The procedure is still in its development phase in which small magnetic nanoparticles would be utilized to draw lithium from the wastewater. During the uprooting of oil and gas during different energy pumps across the U.S. and Canada, a large amount of wastewater is extracted from these plants, which contains rich minerals, including lithium. The traditional method in which this water is collected into large and expensive ponds for a considerable amount of time to make this water evaporate from this pond, leaving behind lithium, which would then be compiled at the end. The process is so tedious and time-consuming, along with its expensive nature.
Therefore, this novel way entails enumerating small iron-based particles into the water onto which these lithium particles get stuck. And then, upon extraction of these iron-based substances, lithium can easily be detached with the help of a magnet. This process is cost-efficient as well as time-saving. The CEO of Moselle Technologies in Texas said, “By using the magnetic nanoparticles to attach to the lithium particles in solution, we expect the resulting concentrate to be in a purer form, thereby reducing the cost of further processing. This will take out more than half the cost.”
Not only lithium but a lot of other elements rich in minerals can easily be extracted through the same technique, like cesium and antimony, etc.
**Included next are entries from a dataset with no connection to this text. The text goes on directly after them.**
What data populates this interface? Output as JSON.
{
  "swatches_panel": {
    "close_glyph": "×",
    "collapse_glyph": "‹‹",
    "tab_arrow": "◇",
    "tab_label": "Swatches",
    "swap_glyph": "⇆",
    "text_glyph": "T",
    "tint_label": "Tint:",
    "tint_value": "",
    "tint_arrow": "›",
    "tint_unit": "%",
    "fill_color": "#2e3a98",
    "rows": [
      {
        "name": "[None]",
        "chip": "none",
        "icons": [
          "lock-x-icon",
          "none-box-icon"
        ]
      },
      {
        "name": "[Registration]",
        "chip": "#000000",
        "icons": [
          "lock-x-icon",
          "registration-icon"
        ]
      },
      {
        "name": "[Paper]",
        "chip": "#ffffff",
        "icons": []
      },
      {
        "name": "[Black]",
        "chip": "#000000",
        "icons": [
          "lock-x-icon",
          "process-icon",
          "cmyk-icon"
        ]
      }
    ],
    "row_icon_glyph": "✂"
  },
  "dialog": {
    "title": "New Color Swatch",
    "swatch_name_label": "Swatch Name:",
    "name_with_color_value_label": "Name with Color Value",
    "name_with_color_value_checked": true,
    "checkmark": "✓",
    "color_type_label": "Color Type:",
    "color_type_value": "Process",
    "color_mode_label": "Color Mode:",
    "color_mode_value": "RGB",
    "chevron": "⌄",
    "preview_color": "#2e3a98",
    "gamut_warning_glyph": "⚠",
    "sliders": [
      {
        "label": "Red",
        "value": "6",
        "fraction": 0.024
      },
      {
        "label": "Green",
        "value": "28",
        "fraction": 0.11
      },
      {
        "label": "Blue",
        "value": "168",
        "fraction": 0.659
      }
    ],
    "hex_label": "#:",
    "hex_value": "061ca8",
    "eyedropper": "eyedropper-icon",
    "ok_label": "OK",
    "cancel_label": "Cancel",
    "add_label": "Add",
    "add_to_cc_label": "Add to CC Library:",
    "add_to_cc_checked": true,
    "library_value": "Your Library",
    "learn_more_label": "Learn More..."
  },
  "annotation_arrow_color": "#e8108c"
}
The director of Pacific Northwest National Laboratory gave a few cents on its applications by saying, “PNNL’s novel approach is truly remarkable.” It offers the promise of extracting critical minerals in a quick, cost-effective manner. And innovation like this just might be worth its weight in gold.”